Salt water: Many dogs just love playing in the waves—and when they do they can drink a lot of salt water in a short time. Because of the salinity, hypernatremia can occur. Clinical signs may include vomiting, polydipsia, ataxia, depression, tremors and seizures.
Ocean creatures: Starfish, jellyfish, sea urchins, squid—there are a lot of creatures in the water that can cause harm. Fortunately most of them live far enough out in the water that most pets won’t come in contact with them. Pets often find sea creatures dead on the shore when they are likely to pose less of a problem.
Red tide: This is a common name for an algal bloom caused by certain species of dinoflagellates; they are recognizable by their red-brown color.
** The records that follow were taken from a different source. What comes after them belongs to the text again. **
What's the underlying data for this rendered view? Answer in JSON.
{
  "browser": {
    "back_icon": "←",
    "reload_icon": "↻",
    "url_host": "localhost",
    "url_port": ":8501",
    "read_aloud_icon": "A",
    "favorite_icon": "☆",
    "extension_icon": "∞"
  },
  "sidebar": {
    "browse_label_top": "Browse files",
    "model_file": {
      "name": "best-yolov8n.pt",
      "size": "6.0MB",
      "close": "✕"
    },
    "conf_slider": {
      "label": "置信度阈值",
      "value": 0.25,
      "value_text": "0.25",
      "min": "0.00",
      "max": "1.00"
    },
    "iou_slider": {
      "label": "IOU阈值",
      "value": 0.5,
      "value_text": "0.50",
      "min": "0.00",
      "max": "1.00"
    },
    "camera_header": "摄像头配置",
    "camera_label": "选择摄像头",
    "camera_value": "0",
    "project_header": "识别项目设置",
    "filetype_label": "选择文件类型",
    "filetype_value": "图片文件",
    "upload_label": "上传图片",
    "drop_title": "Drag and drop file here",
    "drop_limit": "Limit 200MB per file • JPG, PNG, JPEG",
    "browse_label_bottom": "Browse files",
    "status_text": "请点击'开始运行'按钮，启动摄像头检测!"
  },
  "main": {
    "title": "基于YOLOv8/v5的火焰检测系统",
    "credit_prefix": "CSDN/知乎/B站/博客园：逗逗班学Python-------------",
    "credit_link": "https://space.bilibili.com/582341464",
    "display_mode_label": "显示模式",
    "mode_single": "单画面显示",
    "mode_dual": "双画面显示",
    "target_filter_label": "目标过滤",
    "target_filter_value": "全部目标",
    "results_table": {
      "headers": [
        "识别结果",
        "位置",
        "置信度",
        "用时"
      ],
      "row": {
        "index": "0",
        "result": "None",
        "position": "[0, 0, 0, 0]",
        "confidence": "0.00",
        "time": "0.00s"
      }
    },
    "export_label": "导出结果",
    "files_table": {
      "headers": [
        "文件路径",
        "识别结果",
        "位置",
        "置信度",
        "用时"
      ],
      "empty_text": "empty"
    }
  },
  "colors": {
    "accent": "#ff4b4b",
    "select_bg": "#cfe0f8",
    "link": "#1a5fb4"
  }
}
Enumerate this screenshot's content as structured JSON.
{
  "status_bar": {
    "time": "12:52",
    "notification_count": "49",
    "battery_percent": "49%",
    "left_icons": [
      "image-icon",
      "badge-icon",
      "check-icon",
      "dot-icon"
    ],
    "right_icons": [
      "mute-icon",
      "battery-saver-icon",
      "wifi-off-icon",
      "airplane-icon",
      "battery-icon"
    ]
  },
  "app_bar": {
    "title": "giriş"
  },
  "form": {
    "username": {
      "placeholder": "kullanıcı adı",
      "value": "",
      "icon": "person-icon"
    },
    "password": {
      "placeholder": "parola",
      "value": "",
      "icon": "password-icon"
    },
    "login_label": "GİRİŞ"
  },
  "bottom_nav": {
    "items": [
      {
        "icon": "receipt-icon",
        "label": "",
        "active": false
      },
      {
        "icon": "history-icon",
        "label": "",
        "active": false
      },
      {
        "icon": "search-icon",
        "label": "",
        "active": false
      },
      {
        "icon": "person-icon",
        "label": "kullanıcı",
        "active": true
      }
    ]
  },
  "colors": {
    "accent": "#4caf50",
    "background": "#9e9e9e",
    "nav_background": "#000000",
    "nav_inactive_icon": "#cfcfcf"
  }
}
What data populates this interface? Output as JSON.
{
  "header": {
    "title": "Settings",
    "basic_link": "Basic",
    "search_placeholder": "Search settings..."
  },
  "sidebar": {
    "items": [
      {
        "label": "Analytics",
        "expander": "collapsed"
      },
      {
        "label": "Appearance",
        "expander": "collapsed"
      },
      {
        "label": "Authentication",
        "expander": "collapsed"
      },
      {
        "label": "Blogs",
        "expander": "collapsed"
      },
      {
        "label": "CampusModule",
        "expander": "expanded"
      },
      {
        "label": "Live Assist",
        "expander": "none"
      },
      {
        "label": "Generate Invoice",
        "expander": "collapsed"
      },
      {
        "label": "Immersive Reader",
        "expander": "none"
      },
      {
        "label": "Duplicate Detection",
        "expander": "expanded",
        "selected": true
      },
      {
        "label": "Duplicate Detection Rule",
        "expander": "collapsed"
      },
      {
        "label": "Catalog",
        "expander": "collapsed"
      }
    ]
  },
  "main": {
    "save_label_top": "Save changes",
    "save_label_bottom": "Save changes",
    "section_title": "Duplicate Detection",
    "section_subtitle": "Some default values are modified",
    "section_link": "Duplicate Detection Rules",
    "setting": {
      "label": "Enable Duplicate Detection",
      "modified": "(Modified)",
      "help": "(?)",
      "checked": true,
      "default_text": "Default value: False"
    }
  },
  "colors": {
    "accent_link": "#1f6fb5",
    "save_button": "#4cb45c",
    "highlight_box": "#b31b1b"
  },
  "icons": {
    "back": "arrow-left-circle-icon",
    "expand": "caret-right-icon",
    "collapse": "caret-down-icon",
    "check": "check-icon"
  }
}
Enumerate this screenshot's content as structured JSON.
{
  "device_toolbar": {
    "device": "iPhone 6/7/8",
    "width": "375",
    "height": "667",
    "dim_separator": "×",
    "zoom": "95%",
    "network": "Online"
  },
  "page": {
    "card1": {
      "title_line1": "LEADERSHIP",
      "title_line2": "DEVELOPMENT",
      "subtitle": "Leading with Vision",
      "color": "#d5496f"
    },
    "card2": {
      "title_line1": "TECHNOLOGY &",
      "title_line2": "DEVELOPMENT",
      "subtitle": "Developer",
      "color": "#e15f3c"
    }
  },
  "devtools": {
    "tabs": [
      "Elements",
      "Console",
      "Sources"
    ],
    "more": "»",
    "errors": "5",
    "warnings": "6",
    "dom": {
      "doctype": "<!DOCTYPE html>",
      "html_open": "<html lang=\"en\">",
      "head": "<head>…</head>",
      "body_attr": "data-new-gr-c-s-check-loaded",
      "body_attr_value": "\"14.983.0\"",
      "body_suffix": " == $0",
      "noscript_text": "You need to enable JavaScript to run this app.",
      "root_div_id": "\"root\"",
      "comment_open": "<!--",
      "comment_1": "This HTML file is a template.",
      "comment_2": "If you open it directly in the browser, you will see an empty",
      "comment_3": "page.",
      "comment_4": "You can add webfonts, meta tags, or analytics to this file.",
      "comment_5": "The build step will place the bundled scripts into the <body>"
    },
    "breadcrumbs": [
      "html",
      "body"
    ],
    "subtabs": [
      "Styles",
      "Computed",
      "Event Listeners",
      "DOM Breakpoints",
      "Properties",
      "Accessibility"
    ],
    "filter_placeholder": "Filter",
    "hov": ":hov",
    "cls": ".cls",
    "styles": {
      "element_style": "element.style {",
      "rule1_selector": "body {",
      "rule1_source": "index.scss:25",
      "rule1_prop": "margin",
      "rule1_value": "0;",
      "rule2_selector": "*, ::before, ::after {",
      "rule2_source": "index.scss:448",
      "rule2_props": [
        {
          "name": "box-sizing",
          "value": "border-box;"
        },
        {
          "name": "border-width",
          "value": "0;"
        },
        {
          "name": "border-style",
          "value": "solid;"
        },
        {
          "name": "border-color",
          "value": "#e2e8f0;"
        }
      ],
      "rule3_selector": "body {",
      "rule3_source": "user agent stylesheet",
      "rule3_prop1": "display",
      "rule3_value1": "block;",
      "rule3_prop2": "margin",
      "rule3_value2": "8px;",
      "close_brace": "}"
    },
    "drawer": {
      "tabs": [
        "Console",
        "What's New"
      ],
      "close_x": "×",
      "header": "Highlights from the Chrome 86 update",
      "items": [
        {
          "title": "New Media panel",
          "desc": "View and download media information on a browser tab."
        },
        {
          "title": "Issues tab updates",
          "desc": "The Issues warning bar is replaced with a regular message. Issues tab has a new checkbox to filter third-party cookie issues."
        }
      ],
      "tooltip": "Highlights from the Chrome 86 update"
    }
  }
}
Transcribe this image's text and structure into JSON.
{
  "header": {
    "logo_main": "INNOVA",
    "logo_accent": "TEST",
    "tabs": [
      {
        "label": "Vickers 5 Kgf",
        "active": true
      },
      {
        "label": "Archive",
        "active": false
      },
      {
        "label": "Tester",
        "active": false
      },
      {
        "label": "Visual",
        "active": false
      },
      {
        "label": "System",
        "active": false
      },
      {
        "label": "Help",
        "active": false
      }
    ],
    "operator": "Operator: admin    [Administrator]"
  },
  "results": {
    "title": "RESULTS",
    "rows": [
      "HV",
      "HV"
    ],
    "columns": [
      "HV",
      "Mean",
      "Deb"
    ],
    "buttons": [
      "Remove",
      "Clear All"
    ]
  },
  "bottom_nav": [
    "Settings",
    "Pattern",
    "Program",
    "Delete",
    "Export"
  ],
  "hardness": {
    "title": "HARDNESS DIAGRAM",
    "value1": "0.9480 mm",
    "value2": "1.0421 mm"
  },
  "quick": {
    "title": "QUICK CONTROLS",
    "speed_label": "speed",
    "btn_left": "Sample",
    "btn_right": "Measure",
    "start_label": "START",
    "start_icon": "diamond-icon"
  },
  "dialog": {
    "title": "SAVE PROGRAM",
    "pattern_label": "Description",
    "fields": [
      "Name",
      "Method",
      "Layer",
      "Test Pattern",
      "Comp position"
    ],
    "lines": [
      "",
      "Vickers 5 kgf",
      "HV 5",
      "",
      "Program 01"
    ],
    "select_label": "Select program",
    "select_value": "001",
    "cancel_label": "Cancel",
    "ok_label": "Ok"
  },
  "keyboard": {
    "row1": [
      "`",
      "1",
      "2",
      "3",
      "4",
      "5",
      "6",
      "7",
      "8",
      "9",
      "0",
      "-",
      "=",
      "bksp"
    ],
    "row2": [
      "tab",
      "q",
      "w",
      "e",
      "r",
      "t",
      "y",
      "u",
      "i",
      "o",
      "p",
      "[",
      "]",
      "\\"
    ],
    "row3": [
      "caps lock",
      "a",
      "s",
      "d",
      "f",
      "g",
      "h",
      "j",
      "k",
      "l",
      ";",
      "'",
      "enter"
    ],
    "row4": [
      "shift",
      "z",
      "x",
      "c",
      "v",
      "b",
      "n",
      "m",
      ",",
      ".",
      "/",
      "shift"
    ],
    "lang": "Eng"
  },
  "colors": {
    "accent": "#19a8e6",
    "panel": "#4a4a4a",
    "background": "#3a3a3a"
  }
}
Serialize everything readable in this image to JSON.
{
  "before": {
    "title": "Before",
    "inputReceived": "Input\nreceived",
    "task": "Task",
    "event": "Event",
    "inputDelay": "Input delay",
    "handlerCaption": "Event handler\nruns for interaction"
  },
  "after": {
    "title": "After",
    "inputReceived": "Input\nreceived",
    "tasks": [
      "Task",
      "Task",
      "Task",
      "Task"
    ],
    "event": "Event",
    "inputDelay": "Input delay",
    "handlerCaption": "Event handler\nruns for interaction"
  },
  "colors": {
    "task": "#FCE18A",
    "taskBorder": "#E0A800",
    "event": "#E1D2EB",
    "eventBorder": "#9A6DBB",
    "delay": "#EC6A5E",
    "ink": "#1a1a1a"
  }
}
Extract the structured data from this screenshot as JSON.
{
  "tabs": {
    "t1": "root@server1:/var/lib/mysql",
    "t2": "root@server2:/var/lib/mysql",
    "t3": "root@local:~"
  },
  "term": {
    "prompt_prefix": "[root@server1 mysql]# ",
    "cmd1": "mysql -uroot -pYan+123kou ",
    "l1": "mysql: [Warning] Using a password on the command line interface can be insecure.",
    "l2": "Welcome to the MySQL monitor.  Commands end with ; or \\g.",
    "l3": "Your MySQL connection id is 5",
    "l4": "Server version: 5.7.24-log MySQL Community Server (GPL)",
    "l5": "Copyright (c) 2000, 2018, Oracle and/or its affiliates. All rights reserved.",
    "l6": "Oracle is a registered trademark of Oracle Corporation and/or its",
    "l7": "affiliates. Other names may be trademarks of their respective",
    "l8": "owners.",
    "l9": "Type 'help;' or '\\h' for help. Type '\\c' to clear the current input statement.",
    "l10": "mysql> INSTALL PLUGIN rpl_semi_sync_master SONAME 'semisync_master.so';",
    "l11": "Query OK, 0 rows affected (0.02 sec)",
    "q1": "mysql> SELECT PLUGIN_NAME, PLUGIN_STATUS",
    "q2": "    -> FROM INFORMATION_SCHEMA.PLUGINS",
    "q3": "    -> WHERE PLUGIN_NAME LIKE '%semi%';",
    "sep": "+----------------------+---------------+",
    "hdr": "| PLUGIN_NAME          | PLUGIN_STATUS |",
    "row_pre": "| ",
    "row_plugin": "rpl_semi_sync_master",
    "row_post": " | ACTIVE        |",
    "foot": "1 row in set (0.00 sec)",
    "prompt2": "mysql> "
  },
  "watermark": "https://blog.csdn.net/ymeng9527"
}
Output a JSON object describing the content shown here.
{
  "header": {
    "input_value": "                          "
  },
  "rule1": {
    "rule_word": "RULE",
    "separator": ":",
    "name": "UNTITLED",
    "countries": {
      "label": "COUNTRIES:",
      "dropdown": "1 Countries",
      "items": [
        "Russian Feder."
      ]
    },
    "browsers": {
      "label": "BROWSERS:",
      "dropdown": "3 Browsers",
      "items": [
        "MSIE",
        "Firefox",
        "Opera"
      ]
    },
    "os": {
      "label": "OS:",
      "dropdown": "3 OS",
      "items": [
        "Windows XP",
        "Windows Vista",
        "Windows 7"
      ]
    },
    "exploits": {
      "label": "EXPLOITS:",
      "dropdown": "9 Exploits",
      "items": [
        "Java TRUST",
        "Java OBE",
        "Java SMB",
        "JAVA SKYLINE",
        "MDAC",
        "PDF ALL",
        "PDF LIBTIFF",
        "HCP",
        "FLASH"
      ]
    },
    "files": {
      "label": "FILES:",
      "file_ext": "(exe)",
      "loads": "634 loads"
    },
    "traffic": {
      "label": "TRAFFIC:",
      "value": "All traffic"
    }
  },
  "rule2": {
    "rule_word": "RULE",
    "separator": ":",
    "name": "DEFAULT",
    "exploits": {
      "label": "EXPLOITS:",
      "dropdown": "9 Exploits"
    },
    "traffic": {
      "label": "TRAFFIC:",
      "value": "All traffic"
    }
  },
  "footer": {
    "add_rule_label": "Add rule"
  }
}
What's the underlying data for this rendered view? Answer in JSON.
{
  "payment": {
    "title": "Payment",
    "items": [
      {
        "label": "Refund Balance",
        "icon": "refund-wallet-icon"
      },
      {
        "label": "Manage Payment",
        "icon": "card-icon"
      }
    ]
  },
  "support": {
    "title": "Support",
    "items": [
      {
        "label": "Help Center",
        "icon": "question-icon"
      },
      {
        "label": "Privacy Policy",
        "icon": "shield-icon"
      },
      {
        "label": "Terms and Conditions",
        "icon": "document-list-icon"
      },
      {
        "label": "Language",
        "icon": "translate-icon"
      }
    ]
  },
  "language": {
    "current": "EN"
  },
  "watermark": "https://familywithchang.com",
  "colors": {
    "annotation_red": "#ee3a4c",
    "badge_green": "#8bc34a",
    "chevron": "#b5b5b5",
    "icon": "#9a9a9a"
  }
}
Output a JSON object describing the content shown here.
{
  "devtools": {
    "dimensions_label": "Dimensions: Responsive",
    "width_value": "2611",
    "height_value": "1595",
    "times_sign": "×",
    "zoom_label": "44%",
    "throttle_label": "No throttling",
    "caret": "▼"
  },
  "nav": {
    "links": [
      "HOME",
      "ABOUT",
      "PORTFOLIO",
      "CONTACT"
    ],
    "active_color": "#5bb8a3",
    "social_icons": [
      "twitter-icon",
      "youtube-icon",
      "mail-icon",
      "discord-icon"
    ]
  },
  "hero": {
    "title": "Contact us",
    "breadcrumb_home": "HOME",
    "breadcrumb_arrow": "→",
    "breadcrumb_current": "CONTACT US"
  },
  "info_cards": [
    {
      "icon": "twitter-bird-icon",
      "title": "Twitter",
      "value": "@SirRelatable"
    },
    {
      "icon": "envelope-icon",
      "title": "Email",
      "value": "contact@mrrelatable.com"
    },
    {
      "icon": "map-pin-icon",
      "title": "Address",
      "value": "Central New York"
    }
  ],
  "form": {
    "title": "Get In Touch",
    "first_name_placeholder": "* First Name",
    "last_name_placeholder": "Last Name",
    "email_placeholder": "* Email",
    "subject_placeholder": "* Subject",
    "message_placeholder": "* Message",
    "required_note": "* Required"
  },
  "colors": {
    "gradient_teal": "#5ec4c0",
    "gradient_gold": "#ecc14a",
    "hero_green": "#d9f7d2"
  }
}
Not all red tides produce toxins, however when they do regional differences are noted.
Brevetoxins are primarily isolated from blooms in the Gulf of Mexico and the Gulf of California. Concerns may include ocular and respiratory irritation, gastroenteritis, disorientation, ataxia and possible seizures. Pets can become ill from drinking the water, eating dead fish (mainly bivalves), or inhalation.
On the northern Atlantic and Pacific coasts, paralytic shellfish poisoning may occur and is often noted by ataxia, restlessness, paralysis, tachycardia and potentially respiratory distress. Pets generally become ill by eating contaminated shellfish, particularly bivalve shellfish.
Blue green algae: Salt water has its red tides and fresh water has its blue green algae. The latter is a phylum of bacteria that gets the name from its color. Large accumulations or “blooms” of these organisms can be found in lakes, ponds and rivers. These bacteria can produce several types of very nasty toxins with microcystin (hepatotoxic syndrome) and anatoxin–a (neurological signs) being the most notable.
Fugu: One little considered danger is pufferfish, or fugu, which is considered a delicacy in Japan and rarely imported to the United States. However, they’re also found in the Atlantic Ocean, and sometimes wash up on shore, where pets ingest them. Pets are also sometimes fed them by humans having the dish.
The skin, gonads, liver and viscera of fugu can contain tetrodotoxin, a neurotoxin that blocks sodium channels. Clinical signs include perioral numbness, GI upset, weakness, ataxia (with normal reflexes), generalized flaccid paralysis, respiratory failure, hypotension, bradycardia and cardia arrhythmias.
There is no antidote for fugu intoxication, and decontamination is typically not possible, as signs are often seen within minutes post exposure and the numbing effects make both emesis and activated charcoal high risk for aspiration. Treatment is largely symptomatic and supportive, including IV fluids, atropine and up to 72 hours of ventilation needed in severe cases.